With no omissions, write out every record given below.

Entries from a dataset of interfaces:
******************************
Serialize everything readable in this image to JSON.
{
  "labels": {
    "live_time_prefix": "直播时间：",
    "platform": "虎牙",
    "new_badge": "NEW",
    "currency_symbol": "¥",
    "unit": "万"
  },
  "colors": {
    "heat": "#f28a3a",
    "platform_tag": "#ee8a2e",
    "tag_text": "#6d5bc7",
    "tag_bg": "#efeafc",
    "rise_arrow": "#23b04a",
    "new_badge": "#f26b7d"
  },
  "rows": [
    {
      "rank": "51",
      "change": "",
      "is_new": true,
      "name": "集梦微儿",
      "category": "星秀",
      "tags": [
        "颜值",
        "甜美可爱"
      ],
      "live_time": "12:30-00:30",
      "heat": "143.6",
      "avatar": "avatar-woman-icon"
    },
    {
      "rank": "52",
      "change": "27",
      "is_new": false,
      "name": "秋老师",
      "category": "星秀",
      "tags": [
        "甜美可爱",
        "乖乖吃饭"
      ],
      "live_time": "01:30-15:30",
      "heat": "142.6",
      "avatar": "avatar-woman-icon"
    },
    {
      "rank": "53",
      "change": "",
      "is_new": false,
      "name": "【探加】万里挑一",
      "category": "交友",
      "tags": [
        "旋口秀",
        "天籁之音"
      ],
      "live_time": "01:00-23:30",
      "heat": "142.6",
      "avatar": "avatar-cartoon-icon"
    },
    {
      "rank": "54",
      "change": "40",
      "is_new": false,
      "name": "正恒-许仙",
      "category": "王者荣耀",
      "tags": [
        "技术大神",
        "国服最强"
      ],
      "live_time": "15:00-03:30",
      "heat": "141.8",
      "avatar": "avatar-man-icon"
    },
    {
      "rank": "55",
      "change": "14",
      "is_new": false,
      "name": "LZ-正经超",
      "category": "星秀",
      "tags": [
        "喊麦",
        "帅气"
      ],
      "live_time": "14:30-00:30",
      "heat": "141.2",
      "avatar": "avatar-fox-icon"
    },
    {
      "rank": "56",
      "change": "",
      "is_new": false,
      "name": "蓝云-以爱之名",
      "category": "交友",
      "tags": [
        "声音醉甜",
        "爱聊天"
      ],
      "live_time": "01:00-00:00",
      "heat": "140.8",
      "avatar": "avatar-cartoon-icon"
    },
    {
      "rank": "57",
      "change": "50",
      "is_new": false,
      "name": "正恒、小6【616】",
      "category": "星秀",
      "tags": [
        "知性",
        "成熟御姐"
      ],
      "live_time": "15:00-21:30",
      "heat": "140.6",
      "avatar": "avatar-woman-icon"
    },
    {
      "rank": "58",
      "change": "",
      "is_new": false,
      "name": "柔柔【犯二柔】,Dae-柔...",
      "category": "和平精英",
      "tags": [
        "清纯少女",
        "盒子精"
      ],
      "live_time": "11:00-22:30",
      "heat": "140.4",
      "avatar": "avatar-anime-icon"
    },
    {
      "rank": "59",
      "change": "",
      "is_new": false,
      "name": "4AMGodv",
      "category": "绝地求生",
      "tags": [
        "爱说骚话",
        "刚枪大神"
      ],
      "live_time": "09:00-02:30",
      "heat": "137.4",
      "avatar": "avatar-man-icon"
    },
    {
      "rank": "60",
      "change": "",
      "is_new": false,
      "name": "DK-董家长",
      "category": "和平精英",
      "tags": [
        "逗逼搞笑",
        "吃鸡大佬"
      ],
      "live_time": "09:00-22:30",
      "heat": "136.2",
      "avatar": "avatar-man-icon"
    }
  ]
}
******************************
--- OUTPUT FOR THIS EXERCISE ---
Serialize everything readable in this image to JSON.
{
  "labels": {
    "live_time_prefix": "直播时间：",
    "platform": "虎牙",
    "new_badge": "NEW",
    "currency_symbol": "¥",
    "unit": "万"
  },
  "colors": {
    "heat": "#f28a3a",
    "platform_tag": "#ee8a2e",
    "tag_text": "#6d5bc7",
    "tag_bg": "#efeafc",
    "rise_arrow": "#23b04a",
    "new_badge": "#f26b7d"
  },
  "rows": [
    {
      "rank": "51",
      "change": "",
      "is_new": true,
      "name": "集梦微儿",
      "category": "星秀",
      "tags": [
        "颜值",
        "甜美可爱"
      ],
      "live_time": "12:30-00:30",
      "heat": "143.6",
      "avatar": "avatar-woman-icon"
    },
    {
      "rank": "52",
      "change": "27",
      "is_new": false,
      "name": "秋老师",
      "category": "星秀",
      "tags": [
        "甜美可爱",
        "乖乖吃饭"
      ],
      "live_time": "01:30-15:30",
      "heat": "142.6",
      "avatar": "avatar-woman-icon"
    },
    {
      "rank": "53",
      "change": "",
      "is_new": false,
      "name": "【探加】万里挑一",
      "category": "交友",
      "tags": [
        "旋口秀",
        "天籁之音"
      ],
      "live_time": "01:00-23:30",
      "heat": "142.6",
      "avatar": "avatar-cartoon-icon"
    },
    {
      "rank": "54",
      "change": "40",
      "is_new": false,
      "name": "正恒-许仙",
      "category": "王者荣耀",
      "tags": [
        "技术大神",
        "国服最强"
      ],
      "live_time": "15:00-03:30",
      "heat": "141.8",
      "avatar": "avatar-man-icon"
    },
    {
      "rank": "55",
      "change": "14",
      "is_new": false,
      "name": "LZ-正经超",
      "category": "星秀",
      "tags": [
        "喊麦",
        "帅气"
      ],
      "live_time": "14:30-00:30",
      "heat": "141.2",
      "avatar": "avatar-fox-icon"
    },
    {
      "rank": "56",
      "change": "",
      "is_new": false,
      "name": "蓝云-以爱之名",
      "category": "交友",
      "tags": [
        "声音醉甜",
        "爱聊天"
      ],
      "live_time": "01:00-00:00",
      "heat": "140.8",
      "avatar": "avatar-cartoon-icon"
    },
    {
      "rank": "57",
      "change": "50",
      "is_new": false,
      "name": "正恒、小6【616】",
      "category": "星秀",
      "tags": [
        "知性",
        "成熟御姐"
      ],
      "live_time": "15:00-21:30",
      "heat": "140.6",
      "avatar": "avatar-woman-icon"
    },
    {
      "rank": "58",
      "change": "",
      "is_new": false,
      "name": "柔柔【犯二柔】,Dae-柔...",
      "category": "和平精英",
      "tags": [
        "清纯少女",
        "盒子精"
      ],
      "live_time": "11:00-22:30",
      "heat": "140.4",
      "avatar": "avatar-anime-icon"
    },
    {
      "rank": "59",
      "change": "",
      "is_new": false,
      "name": "4AMGodv",
      "category": "绝地求生",
      "tags": [
        "爱说骚话",
        "刚枪大神"
      ],
      "live_time": "09:00-02:30",
      "heat": "137.4",
      "avatar": "avatar-man-icon"
    },
    {
      "rank": "60",
      "change": "",
      "is_new": false,
      "name": "DK-董家长",
      "category": "和平精英",
      "tags": [
        "逗逼搞笑",
        "吃鸡大佬"
      ],
      "live_time": "09:00-22:30",
      "heat": "136.2",
      "avatar": "avatar-man-icon"
    }
  ]
}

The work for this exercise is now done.